Don’t stop writing.

Best of luck,


I welcome your comments and questions.

Tricks help writers resist distractions

Let’s take a break from book publishing this week to talk a little about distractions. It’s the bane of every writer, especially if we work at home. We have so many distractions, so many things to do besides write. This morning, for example, I overslept, which gave me less time. Then the dog sought me out, scratching and shaking her head, and I discovered she has yet another ear infection. How it got so bad so quickly I don’t know, but we have to go to the vet, and I have to start dousing her ears with medicine, a procedure she resists with every ounce of her strength.

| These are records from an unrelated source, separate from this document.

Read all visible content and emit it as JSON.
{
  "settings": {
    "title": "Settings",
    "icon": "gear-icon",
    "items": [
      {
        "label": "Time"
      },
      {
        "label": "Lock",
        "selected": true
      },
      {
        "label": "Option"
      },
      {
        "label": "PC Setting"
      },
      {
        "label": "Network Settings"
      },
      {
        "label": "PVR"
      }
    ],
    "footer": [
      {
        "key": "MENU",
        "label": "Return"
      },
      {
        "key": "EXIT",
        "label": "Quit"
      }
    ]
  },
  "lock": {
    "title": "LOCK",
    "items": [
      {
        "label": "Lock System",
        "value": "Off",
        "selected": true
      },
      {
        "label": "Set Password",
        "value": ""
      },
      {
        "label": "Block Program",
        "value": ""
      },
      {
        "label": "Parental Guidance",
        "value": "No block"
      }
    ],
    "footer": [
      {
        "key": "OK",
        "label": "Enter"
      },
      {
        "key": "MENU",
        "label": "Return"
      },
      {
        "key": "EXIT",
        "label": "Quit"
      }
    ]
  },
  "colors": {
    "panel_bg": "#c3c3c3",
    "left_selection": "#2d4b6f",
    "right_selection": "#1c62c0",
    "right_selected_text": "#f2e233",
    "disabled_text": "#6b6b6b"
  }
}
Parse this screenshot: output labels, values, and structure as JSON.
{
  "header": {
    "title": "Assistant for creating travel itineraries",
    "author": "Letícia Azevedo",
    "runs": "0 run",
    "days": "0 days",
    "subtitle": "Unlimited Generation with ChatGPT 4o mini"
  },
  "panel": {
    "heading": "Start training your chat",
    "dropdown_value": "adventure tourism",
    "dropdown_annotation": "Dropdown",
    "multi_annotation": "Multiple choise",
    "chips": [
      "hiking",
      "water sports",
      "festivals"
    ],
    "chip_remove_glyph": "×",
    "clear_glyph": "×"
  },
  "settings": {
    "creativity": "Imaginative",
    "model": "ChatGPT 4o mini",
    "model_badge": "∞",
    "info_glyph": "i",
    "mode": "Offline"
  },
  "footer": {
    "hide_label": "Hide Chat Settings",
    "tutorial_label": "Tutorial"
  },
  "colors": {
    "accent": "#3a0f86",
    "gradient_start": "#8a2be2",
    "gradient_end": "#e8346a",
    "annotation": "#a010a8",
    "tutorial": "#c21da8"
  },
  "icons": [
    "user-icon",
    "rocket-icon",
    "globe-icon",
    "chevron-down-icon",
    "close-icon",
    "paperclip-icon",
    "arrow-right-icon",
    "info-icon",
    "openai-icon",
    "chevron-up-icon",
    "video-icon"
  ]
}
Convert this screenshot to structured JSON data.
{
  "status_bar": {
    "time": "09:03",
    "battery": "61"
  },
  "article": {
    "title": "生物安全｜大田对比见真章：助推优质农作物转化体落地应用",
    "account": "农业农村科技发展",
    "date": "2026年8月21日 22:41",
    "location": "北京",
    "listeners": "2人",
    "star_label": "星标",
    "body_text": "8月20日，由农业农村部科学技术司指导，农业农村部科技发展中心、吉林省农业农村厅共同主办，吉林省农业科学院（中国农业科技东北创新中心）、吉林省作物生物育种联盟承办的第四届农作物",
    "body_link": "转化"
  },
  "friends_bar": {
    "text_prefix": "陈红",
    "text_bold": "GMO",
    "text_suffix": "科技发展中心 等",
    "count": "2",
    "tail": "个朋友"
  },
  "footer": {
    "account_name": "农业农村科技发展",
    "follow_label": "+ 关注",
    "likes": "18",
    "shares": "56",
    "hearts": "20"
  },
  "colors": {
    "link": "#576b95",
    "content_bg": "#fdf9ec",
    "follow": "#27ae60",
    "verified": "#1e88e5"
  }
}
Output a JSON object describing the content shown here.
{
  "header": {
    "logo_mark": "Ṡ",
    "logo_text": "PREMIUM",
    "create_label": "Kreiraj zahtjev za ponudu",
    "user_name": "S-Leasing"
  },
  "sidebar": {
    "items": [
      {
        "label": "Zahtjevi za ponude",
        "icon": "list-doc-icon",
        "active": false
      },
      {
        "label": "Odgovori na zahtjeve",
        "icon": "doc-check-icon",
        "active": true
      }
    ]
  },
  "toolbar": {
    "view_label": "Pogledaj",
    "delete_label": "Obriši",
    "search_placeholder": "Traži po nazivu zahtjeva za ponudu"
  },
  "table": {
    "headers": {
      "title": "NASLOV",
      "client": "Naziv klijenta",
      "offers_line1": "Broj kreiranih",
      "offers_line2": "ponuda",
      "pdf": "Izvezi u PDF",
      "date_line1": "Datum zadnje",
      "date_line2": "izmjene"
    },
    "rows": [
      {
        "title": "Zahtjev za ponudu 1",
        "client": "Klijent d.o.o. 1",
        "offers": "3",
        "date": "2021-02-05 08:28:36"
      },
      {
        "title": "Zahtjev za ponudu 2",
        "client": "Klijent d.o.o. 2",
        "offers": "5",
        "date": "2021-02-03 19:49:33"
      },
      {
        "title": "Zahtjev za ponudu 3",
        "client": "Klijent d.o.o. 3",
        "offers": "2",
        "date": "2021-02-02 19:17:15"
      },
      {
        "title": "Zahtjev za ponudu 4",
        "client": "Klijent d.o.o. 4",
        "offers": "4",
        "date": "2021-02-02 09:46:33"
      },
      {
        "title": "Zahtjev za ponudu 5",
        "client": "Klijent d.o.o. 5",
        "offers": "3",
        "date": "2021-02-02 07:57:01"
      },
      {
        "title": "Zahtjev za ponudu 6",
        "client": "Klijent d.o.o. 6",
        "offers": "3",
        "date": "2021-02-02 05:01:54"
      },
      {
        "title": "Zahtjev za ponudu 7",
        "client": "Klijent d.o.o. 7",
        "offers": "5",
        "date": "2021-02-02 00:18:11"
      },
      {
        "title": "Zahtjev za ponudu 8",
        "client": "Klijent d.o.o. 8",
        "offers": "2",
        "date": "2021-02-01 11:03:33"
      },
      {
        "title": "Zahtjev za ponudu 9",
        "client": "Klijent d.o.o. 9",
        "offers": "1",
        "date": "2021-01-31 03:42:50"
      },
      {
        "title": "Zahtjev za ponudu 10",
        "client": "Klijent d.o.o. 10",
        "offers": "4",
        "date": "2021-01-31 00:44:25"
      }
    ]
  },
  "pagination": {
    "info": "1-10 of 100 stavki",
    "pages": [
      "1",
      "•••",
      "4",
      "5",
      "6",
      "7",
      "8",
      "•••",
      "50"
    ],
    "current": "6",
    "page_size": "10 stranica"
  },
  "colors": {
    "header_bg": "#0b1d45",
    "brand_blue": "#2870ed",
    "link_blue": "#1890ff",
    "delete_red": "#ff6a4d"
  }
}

As a writer, I’m lucky I only have the dog to worry about. Husbands, kids and other dependents make it much more complicated. Been there, done that. I’m not the only one who has screamed at her loved ones to leave her alone unless there’s blood or fire.

Meanwhile, my house is a mess, I’ve got two writers’ groups and several upcoming events to prepare for, I need to pick up a prescription, and I’ve got this new book to promote, a task I dare not ignore. Yesterday, someone contacted me from a CBS TV show. It was very exciting. Unfortunately, I didn’t have quite what she’s looking for, but that definitely took my attention away from my work.

The biggest distraction is the Internet. But I found something the other day that I think is really going to help me. It’s a program called Freedom, and you can find it at I don’t want to do a sales pitch, but you can use it on a Mac or PC, and it’s only $10, with a free trial before you have to buy it. What it does is block your access to the Internet. Set it for an hour, and you can’t check e-mail, Facebook or anything else. It’s ironic that the Internet, something that is such a helpful tool, can be so addictive that we have to buy a product to keep us from using it, but that’s the way it is.

Another tool that really helps me is a kitchen timer. I set it for however long I want to write. I’m not sure why it works, but it does. Once I get started, I usually wind up going beyond the allotted time. The same day I found Freedom online (not a good writing day, obviously), I found several timer programs. I like (yes, with a dot after the e). It’s a real bonus if you don’t have a kitchen timer handy. An added advantage is that I can’t do anything else online without interrupting the timer, which is counting down the seconds in big black numbers.

We are surrounded by distractions, and it takes great willpower to resist them. Even with the timer and Freedom going, my dog could come seeking solace, someone could come to the door, or the phone could ring. I might ignore the phone, but not my dog or someone at my door. In the end, all we can do is keep going as long as we can, and if we’re interrupted, get right back to work as soon as possible, using whatever tools it takes to keep going.

Rewards are good, too. Food, a walk, finally being able to check Facebook can all be motivations for sticking to the task at hand long enough to get something done.

Like this post.

Now I can have lunch.

>The perfect workspace

>I’m thinking about rearranging my office. Of course I should be pitching stories, but my office is giving me claustrophobia. I know that once I’m writing, it doesn’t matter where I am, but I need a certain ambience to get going. That may mean closing the door, turning on soft music and promising myself I won’t leave my desk until the CD is finished. I may have to clear every surface of the many piles of paper, or maybe I need to take that laptop I just got back from the shop and go work somewhere else.

In the typical newspaper office, reporters are surrounded by noise: people talking, telephones ringing, the clack of computer keys. Folks call or come in, and you have to stop mid-story to deal with another subject. Or maybe it’s time to go out for an interview and you leave your work half-done, but somehow, with a deadline always pending and the peer pressure of people working all around you, you get your writing done. Freelancing is a different matter. You have to get yourself started, and most homes are full of distractions.

So, how about you? What is your workspace like now, and what would it be if you had the ideal place to work? Do you have a ritual to get yourself going? I would love to hear your ideas on this.